Cingular Brand Set to Vanish

DALLAS AT&T expects to drop the Cingular brand when its merger with BellSouth is completed sometime before the end of the year.

But the company has not indicated whether it would seek a new agency to rebrand the wireless communications division under the AT&T banner or add it to the workload of current roster shops GSD&M and Rodgers/Townsend. (AT&T said in March that the Cingular name would be discontinued. It would not comment on how it would be advertised or which shop would do the work.)

“I’m sure everyone is wondering about it,” said search consultant Judy Neer of consulting company Pile and Co. in Boston, which led the 2004 Verizon Wireless search that shifted the $300 million account to Interpublic Group’s McCann Erickson from Lowe.

The new AT&T, created by SBC Communications’$16 billion acquisition of AT&T, revealed last March that it would replace the names BellSouth and Cingular with AT&T. Currently, San Antonio-based AT&T is in the midst of a rebranding effort whose cost is estimated at $500 million, by far the most expensive in U.S. telecommunications history.

BellSouth, with a 2005 ad spend of $115 million, per Nielsen Monitor-Plus, is currently represented by Grey in New York. BBDO offices in Atlanta and New York have worked on Cingular, which spent $870 million on ads last year, per Nielsen Monitor-Plus. The first campaign used the tagline, “What do you want to say?” The agencies declined comment on the future of the account.

Paid media spending for telecommunications accounts have grown 27 percent between 2001 and 2005 to $6.2 billion, per Nielsen Monitor-Plus. Independent telecom analyst Jeff Kagan said that number is expected to rise dramatically with the saturation of broadband that will allow delivery of new services, particularly TV over fiber DSL.

“Advertising from the individual players is going to be expanding while the number of players is decreasing,” he said.

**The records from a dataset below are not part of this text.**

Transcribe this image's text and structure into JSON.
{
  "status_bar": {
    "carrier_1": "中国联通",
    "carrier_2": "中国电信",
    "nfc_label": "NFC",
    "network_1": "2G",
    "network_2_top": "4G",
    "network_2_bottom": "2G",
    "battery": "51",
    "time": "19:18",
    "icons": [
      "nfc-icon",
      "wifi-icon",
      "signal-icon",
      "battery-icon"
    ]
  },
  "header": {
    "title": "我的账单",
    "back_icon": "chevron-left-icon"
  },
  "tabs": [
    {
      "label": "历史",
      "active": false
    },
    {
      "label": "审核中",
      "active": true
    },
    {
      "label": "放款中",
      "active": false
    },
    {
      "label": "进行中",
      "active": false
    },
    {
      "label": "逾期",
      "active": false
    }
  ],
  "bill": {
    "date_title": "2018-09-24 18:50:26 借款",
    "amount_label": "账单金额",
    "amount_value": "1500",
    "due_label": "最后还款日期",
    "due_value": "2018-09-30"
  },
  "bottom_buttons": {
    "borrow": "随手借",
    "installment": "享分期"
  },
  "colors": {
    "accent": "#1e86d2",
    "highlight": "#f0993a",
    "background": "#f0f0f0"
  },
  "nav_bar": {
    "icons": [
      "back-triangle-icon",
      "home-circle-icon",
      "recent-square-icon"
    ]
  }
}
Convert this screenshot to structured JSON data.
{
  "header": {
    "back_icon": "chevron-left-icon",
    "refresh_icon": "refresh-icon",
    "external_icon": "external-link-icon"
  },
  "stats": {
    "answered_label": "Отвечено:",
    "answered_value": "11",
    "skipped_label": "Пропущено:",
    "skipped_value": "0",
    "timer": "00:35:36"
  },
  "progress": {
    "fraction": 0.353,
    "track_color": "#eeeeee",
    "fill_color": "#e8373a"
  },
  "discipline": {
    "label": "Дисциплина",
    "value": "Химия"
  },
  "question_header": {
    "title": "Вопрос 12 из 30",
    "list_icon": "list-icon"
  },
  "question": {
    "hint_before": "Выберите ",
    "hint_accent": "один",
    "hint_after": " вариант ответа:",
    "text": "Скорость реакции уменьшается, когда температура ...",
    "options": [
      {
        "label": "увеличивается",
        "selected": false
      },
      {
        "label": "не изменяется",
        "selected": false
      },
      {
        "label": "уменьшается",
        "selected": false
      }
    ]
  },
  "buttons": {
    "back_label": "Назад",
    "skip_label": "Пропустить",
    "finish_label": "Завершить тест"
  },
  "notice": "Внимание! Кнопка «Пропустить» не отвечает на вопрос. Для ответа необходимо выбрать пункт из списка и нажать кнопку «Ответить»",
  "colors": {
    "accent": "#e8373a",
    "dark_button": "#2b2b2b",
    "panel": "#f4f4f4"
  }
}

A number of ironies complicate the advertising message for the telecom giants. Comcast now owns the cable system that once belonged to AT&T. Cingular Wireless will assume the name AT&T Wireless, a brand that previously existed but disappeared through acquisition. Getting consumers to understand who is offering what will be a challenge, said Neer.

“What’s happening [with the mergers] is blurring the lines of the business and that causes confusion for the consumer,” Neer said. “To the real techies, they get it and they understand it. But to the average consumer, it’s very confusing.”

While neither GSD&M nor AT&T would comment on who will develop the new ad message for the BellSouth region, sources close to the shop said the current theme, “Your world, delivered,” is highly adaptable to a growing customer base.

AT&T enjoys an advantage in name recognition, and the local phone carriers are more respected than the cable companies, Kagan said. Thus, GSD&M and independent Rodgers/Townsend of St. Louis are focusing on building brand awareness as the client rushes to expand its customer base, he said.

Comcast now owns the cable system that once belonged to AT&T. Thus, when “the new AT&T” begins advertising video service, it must explain that the new product is not the same as the cable operation once owned by the previous company known as AT&T.

“Brand loyalty is going to be the No. 1 factor for the consumer, assuming the provider offers the products they want at the price they want,” Kagan said.